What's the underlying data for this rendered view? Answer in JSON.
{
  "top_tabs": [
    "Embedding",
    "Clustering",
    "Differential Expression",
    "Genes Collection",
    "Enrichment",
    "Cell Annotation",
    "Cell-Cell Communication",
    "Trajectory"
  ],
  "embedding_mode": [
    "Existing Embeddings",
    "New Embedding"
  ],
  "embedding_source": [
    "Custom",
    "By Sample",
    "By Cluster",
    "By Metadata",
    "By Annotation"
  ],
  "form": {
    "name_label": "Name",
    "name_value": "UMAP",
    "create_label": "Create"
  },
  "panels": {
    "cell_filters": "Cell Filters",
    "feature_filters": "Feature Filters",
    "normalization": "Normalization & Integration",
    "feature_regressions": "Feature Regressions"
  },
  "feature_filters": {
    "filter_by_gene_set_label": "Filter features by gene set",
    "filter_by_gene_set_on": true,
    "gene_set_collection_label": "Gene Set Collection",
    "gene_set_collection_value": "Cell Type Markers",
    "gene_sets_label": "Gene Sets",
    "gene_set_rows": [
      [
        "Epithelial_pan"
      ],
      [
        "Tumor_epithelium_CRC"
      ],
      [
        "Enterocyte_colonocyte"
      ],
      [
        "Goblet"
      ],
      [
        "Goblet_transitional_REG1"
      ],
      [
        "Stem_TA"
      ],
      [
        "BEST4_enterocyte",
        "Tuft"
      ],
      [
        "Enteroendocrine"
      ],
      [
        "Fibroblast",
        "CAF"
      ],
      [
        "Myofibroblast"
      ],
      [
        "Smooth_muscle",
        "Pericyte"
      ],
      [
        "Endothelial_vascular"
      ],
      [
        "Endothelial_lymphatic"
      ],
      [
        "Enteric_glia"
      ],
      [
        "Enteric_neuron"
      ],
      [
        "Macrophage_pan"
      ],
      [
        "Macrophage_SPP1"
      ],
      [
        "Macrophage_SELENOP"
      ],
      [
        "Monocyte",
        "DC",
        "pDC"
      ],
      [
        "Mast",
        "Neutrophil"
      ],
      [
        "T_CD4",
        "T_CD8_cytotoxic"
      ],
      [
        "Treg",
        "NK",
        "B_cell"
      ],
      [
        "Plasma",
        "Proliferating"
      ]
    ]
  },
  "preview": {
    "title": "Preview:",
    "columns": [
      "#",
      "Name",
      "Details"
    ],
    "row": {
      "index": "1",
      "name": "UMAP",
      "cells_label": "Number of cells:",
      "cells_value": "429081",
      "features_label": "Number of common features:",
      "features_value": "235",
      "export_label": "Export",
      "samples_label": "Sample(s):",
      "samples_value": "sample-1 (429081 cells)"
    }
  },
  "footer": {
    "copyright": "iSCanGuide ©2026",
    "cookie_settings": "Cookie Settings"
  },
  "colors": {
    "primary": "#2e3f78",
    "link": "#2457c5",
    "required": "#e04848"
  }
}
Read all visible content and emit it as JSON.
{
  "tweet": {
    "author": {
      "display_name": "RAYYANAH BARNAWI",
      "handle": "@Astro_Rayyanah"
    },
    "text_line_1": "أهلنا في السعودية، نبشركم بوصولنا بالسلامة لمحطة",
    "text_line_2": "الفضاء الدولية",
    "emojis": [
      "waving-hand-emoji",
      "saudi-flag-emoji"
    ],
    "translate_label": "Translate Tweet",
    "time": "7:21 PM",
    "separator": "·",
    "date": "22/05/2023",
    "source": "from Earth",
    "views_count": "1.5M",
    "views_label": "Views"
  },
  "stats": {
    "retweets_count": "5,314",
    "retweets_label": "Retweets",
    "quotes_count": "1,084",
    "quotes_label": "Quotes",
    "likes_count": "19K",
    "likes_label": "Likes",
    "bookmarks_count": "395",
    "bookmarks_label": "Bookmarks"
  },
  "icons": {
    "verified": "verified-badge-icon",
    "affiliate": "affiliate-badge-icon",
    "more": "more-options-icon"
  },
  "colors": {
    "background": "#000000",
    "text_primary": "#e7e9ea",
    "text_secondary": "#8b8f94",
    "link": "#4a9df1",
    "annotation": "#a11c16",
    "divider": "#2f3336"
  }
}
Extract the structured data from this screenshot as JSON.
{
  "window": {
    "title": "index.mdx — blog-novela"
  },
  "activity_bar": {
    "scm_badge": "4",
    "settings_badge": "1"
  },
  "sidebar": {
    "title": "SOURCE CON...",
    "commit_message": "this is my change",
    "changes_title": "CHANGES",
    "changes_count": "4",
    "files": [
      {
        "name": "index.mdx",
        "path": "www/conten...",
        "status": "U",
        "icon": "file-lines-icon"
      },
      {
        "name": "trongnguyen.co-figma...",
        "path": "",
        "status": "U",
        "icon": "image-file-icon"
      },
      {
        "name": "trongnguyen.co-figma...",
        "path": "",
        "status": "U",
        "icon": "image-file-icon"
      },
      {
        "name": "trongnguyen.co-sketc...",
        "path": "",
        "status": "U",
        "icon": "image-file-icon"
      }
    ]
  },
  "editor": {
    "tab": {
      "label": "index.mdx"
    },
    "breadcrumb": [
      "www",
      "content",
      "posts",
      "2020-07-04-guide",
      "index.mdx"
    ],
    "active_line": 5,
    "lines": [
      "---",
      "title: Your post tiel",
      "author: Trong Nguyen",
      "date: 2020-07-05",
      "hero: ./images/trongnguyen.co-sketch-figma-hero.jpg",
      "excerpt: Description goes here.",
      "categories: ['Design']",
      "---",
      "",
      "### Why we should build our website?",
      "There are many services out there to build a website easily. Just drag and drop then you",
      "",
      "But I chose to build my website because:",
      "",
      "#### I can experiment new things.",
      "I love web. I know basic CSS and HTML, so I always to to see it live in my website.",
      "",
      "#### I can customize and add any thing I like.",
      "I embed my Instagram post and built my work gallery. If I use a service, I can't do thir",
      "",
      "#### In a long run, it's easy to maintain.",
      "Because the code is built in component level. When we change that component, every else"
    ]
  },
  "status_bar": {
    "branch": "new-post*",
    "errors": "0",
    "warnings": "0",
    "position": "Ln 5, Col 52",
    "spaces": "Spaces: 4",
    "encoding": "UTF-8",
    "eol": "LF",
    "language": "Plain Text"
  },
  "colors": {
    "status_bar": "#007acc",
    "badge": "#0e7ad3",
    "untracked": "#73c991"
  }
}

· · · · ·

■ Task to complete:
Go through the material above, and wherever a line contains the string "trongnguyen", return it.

■ Solution:
        "name": "trongnguyen.co-figma...",
        "name": "trongnguyen.co-figma...",
        "name": "trongnguyen.co-sketc...",
      "hero: ./images/trongnguyen.co-sketch-figma-hero.jpg",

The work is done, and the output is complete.